And second, journalists don’t want to think about the content they develop as a product created to meet the needs of a buyer. They believe they are above that. Due to the church and state tradition, they’ve never had to think about how the bills get paid. And because of that, they too are at a complete loss when actual business innovation is required.
For an example of how the Boston Globe should be experimenting with paid content, I’ll turn, as I often do when discussing newspaper innovation, to Scandinavia.
At Sweden’s Aftenbladet, newspaper executives are experimenting with a “freemium” model. News and commentary on the site remain free, but users are also offered a “Plus” service, which can be paid for in micropayments or by subscription.
“The Plus service includes lifestyle material, such as over 200 different travel guides, health articles, and reviews of cars, gadgets and other products and services. There are also instructional guides for everything from buying an apartment to dieting or owning a pet. The paper also charges for select news stories, such as those that have to do with the Swedish Royal family.
The service's most popular content are the health articles, travel guides, the yearly lists regarding taxation in Sweden, and the reviews.”
Ah! Just like Bloomberg, they’re charging for utility and exclusivity.
A small group of editors select the material to go behind the paywall. Product development manager Elsa Falk stated in an interview that, “We are very much entrepreneurs here at Aftonbladet, and it has been good enough so far. Now we want to apply more strategic thinking in our plans."
Good idea! If only they had applied strategic thinking to their plans in Boston!
But actually, the Boston Globe got it completely backward. They’re charging for news and commentary and giving away the utility for free.
What if Boston.com truly was a “one stop source for all things Boston”? What if they offered utility? And what if one couldn’t get that utility anywhere else?
Well, they’d have to make significant improvements to their existing product.
Here’s some ideas:
- Help your readers cut through red tape.
- Help your readers find things that are hard to find.
- Use data, analysis and tools to create ultimate guides to things your readers care about
- Help your readers maneuver in a busy life in a big city

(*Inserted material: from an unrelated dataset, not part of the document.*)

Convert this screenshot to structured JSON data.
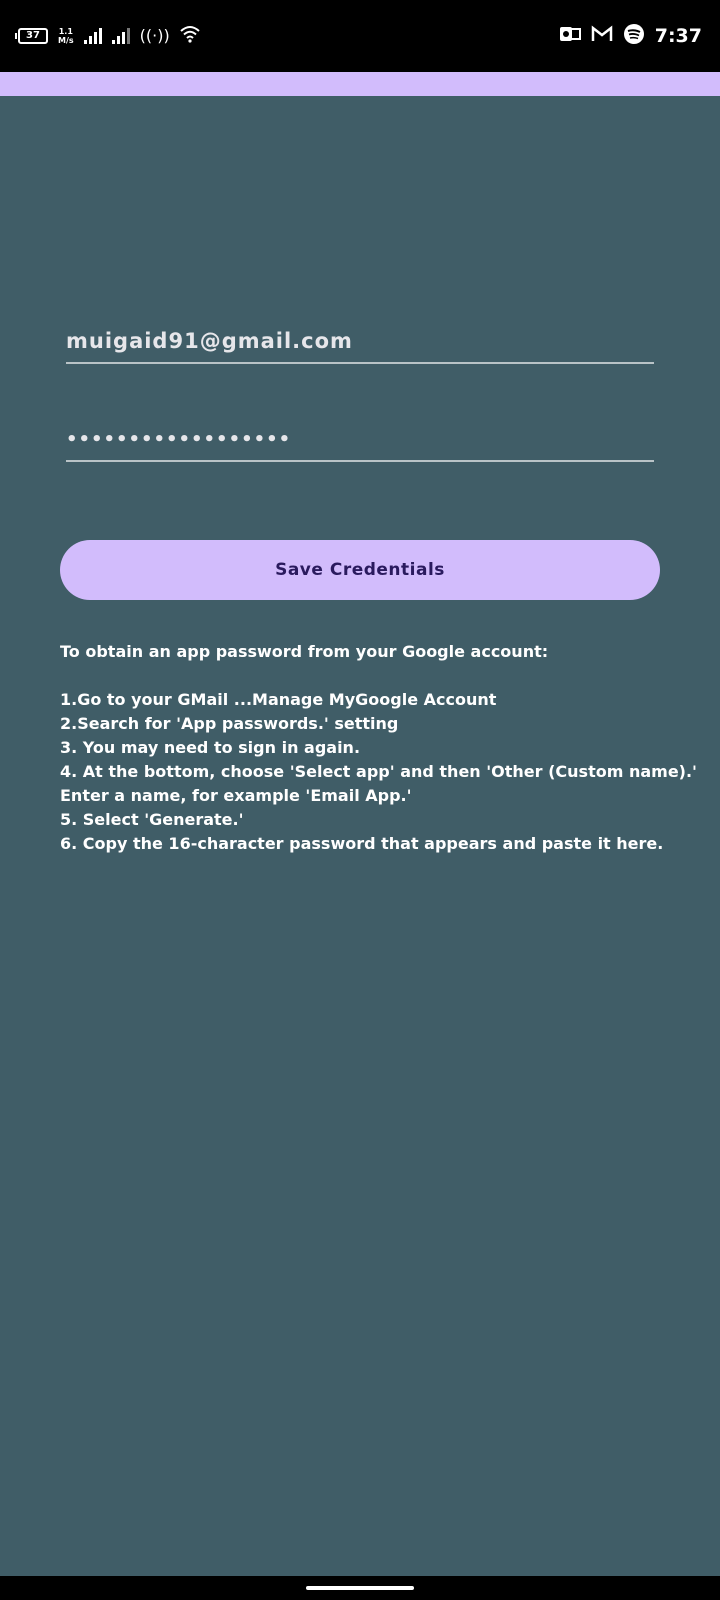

It will take time to determine what will be successful. It requires experimentation. It requires a product management philosophy.
But it’s time to get started. Don’t you think?